As I said before, I am trying to shoot without thinking. Your senses though, should be alert. This is how everything starts. I am collecting as many pictures as possible using just my senses, and once I am editing the results and find out that perhaps I am missing something, I could produce a more directed picture. In other words, when something intrigues me, I just point my camera and decide on the frame. Or what I leave outside the frame. I also tend to avoid shooting important stuff. I feel way better if I manage to transform something unimportant into a good photograph.
Interpretation is fundamental to the photographic medium — an act or result of seeing that you heavily indulge in, and occasionally exploit within your image making; with the execution of some pictures even more enigmatic than the other. In what context is the viewer supposed to engage with the work, according to you?
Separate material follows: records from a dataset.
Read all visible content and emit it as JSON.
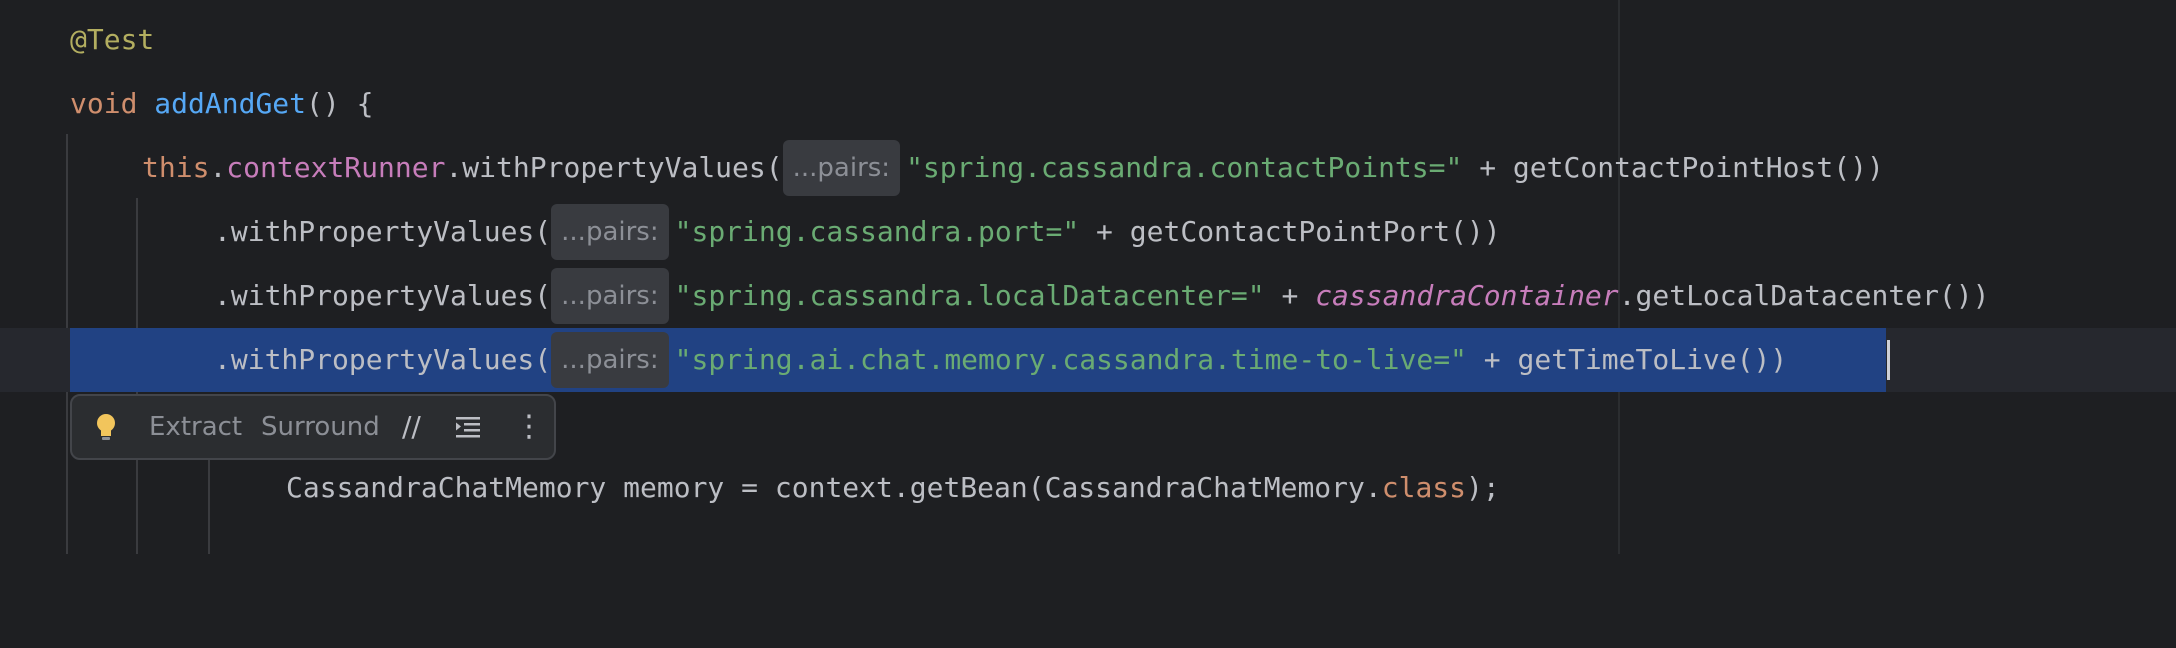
{
  "editor": {
    "lines": [
      {
        "annotation": "@Test"
      },
      {
        "keyword": "void",
        "method": "addAndGet",
        "rest": "() {"
      },
      {
        "this": "this",
        "dot": ".",
        "field": "contextRunner",
        "call": ".withPropertyValues(",
        "hint": "...pairs:",
        "string": "\"spring.cassandra.contactPoints=\"",
        "rest": " + getContactPointHost())"
      },
      {
        "call": ".withPropertyValues(",
        "hint": "...pairs:",
        "string": "\"spring.cassandra.port=\"",
        "rest": " + getContactPointPort())"
      },
      {
        "call": ".withPropertyValues(",
        "hint": "...pairs:",
        "string": "\"spring.cassandra.localDatacenter=\"",
        "plus": " + ",
        "italic": "cassandraContainer",
        "rest": ".getLocalDatacenter())"
      },
      {
        "call": ".withPropertyValues(",
        "hint": "...pairs:",
        "string": "\"spring.ai.chat.memory.cassandra.time-to-live=\"",
        "rest": " + getTimeToLive())"
      },
      {
        "text": "CassandraChatMemory memory = context.getBean(CassandraChatMemory.",
        "keyword": "class",
        "rest": ");"
      }
    ]
  },
  "context_toolbar": {
    "icon": "lightbulb-icon",
    "extract_label": "Extract",
    "surround_label": "Surround",
    "comment_label": "//",
    "more_label": "⋮"
  },
  "colors": {
    "background": "#1e1f22",
    "selection": "#214283",
    "string": "#6aab73",
    "keyword": "#cf8e6d",
    "method": "#56a8f5",
    "field": "#c77dbb",
    "annotation": "#b3ae60"
  }
}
Well, the viewer is not supposed to be in my head or vice versa. When I look at photographs that I like, I get some thoughts but most probably they are completely irrelevant to the ones the photographer had in mind while shooting, just because we are two different people. I had a nice discussion with a friend about whether someone who knows your personality can reflect more or not. Even though photographers tend to produce projects related to themselves, I am just happy if my photography presents the way I see the world, creates a sense of mystery, sometimes humor, or even something to think about our lives. Maybe I am getting greedy here and asking the viewers for an in-depth interpretation. You can always have a look and then enjoy your drink. That is also an option!
Your images in this series are exclusively shot in black and white, mixing contrasts with the use of a harsh yet atmospheric flash. Why did you opt for this aesthetic?
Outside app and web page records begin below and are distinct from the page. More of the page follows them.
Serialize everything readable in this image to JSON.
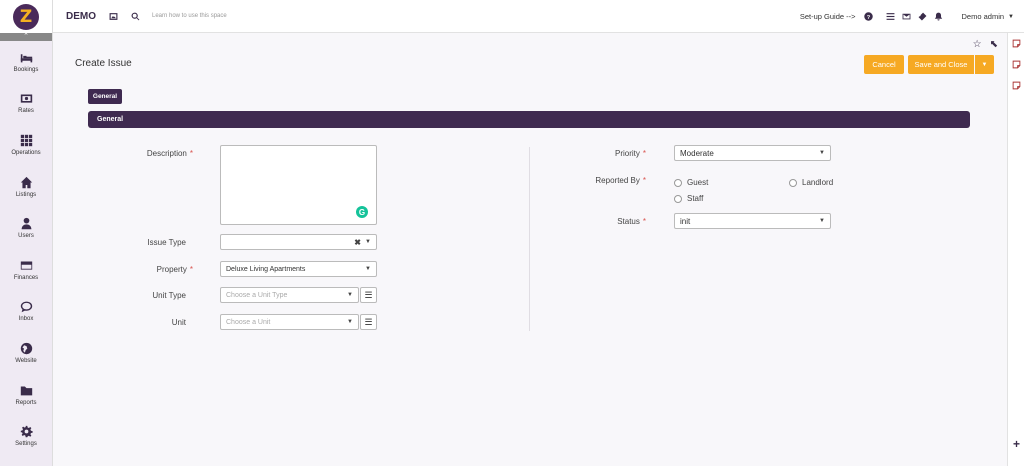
{
  "app": {
    "brand": "DEMO",
    "logo_letter": "Z",
    "learn_link": "Learn how to use this space"
  },
  "topbar": {
    "setup_guide": "Set-up Guide -->",
    "user": "Demo admin"
  },
  "sidebar": {
    "items": [
      {
        "label": "Bookings",
        "icon": "bed-icon"
      },
      {
        "label": "Rates",
        "icon": "money-icon"
      },
      {
        "label": "Operations",
        "icon": "grid-icon"
      },
      {
        "label": "Listings",
        "icon": "home-icon"
      },
      {
        "label": "Users",
        "icon": "user-icon"
      },
      {
        "label": "Finances",
        "icon": "card-icon"
      },
      {
        "label": "Inbox",
        "icon": "chat-icon"
      },
      {
        "label": "Website",
        "icon": "globe-icon"
      },
      {
        "label": "Reports",
        "icon": "folder-icon"
      },
      {
        "label": "Settings",
        "icon": "gear-icon"
      }
    ]
  },
  "page": {
    "title": "Create Issue",
    "cancel_label": "Cancel",
    "save_label": "Save and Close",
    "tab_label": "General",
    "section_title": "General"
  },
  "form": {
    "description": {
      "label": "Description",
      "value": ""
    },
    "issue_type": {
      "label": "Issue Type",
      "value": ""
    },
    "property": {
      "label": "Property",
      "value": "Deluxe Living Apartments"
    },
    "unit_type": {
      "label": "Unit Type",
      "placeholder": "Choose a Unit Type"
    },
    "unit": {
      "label": "Unit",
      "placeholder": "Choose a Unit"
    },
    "priority": {
      "label": "Priority",
      "value": "Moderate"
    },
    "reported_by": {
      "label": "Reported By",
      "options": [
        "Guest",
        "Landlord",
        "Staff"
      ]
    },
    "status": {
      "label": "Status",
      "value": "init"
    }
  },
  "colors": {
    "primary": "#3f2a50",
    "accent": "#f6a923",
    "required": "#d9534f"
  }
}
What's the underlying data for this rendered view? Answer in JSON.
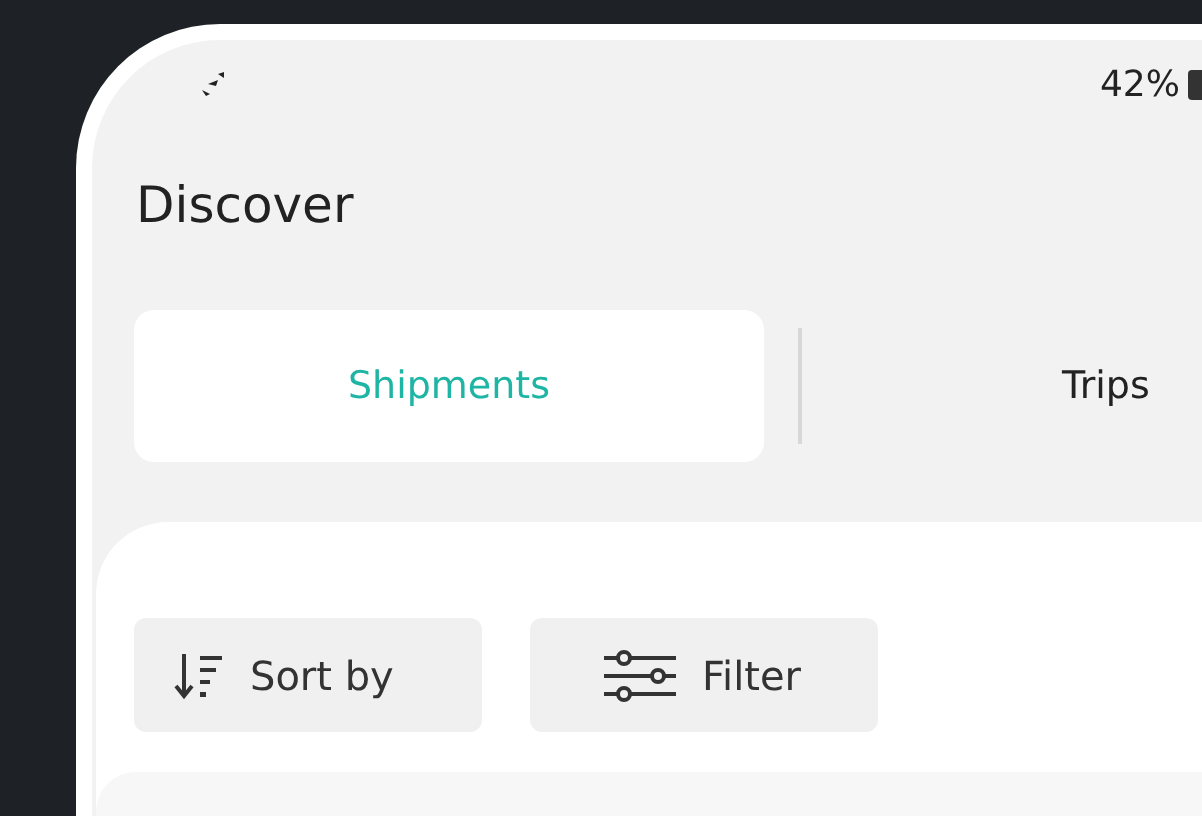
{
  "status_bar": {
    "battery": "42%"
  },
  "title": "Discover",
  "tabs": [
    {
      "label": "Shipments",
      "selected": true
    },
    {
      "label": "Trips",
      "selected": false
    }
  ],
  "actions": [
    {
      "kind": "sort",
      "label": "Sort by"
    },
    {
      "kind": "filter",
      "label": "Filter"
    }
  ]
}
There is no particular reason for that. I was actually interested in black and white for some time, but I have not had the chance to use it. For this project, it felt the right thing to do. The use of flash and the almost irrational symmetry of my 6×6 camera also helped with the artificial effect of the imagery.
On my very first photography course, back in Athens, my teacher used to say:
‘In art, and in particular in photography, everyone is trying to discover their artistic personality. This can be a conscious search but at the same time a random discovery. And it is due to study, instinct, honesty, influences, talent, but above all disciplined work. Unfortunately, the search for style has become a torturous purpose in today’s competitive art world. And very often the artistic style of a photographer is nothing but a result of artificial construction. And even more often the result of imitating the trends of the time’.
You are currently producing a self-published photobook, which I believe will be your first. Why do you think this is a fitting format for presenting the body of work and when did you know it was ready to be assembled for this next step?
This is a tough one. I am still interested in that, but I am trying to move forward as slowly as possible. The reason behind that is the fact that, even though I love the idea of a photobook, I am not interested in just doing that. In today’s world photobooks are produced in hundreds of copies every day, with no particular reason most of the time. I am not sure if this is the right thing. I mean, there is no need for every project to be presented in a photobook. Maybe an exhibition fits your ideas better. But yeah, coming back to your question, it is something that I have in mind but I am trying to be extremely critical about the reasons why I want this.
Lastly, are there any other areas of interest or ideas that you plan to explore next?
I am constantly thinking about the ease of the technical side of photography and I am trying to compare it with the rest of the arts. Whether we like it or not, there are no exercises to improve our photographs. So my ongoing plan is to keep enjoying life and art, and hopefully, this will reflect on my photography.